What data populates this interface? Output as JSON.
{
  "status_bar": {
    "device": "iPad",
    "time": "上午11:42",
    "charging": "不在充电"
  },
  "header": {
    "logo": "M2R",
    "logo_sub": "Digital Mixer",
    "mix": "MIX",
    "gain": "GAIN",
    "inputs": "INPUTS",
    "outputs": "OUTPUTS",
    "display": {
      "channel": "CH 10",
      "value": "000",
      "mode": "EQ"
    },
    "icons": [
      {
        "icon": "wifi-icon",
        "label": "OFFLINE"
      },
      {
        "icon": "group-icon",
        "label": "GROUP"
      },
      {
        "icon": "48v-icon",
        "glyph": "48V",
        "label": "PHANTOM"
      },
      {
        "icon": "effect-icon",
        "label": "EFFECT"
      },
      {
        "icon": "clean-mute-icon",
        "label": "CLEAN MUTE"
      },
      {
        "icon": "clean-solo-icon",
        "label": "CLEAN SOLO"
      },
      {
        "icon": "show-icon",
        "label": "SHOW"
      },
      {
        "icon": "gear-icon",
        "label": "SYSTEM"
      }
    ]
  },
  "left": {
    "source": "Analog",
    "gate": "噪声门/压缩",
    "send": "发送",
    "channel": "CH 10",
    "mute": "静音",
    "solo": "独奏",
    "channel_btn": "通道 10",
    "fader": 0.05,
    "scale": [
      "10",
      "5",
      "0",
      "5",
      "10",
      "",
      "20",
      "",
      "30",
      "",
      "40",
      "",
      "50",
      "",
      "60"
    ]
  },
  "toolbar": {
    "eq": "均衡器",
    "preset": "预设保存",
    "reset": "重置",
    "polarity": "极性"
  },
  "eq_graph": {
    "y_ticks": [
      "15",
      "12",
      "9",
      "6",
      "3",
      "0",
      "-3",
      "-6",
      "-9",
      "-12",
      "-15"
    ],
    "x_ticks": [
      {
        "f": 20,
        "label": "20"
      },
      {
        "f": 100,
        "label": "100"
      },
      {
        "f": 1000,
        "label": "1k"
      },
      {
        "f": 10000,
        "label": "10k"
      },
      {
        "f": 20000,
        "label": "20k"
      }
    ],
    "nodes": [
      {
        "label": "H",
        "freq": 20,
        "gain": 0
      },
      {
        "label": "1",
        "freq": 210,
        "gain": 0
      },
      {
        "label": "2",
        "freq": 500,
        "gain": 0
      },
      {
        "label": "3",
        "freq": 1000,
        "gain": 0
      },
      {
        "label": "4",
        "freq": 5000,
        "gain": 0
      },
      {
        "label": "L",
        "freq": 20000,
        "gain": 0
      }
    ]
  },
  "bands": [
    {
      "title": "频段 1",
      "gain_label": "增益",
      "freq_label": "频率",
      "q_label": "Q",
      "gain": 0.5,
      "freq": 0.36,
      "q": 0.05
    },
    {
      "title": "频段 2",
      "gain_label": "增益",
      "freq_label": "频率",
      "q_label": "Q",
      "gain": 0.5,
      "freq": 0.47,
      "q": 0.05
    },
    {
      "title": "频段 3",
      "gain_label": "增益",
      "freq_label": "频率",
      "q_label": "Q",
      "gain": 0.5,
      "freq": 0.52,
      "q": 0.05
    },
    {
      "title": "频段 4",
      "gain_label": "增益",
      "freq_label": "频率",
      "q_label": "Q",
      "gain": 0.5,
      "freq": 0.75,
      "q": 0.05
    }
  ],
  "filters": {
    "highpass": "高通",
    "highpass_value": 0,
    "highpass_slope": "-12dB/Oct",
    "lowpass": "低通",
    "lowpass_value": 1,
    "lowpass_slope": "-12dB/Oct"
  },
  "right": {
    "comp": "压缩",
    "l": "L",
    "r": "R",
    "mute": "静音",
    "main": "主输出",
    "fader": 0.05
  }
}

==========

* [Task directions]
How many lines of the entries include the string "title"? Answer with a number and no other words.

* [Exercise output]
4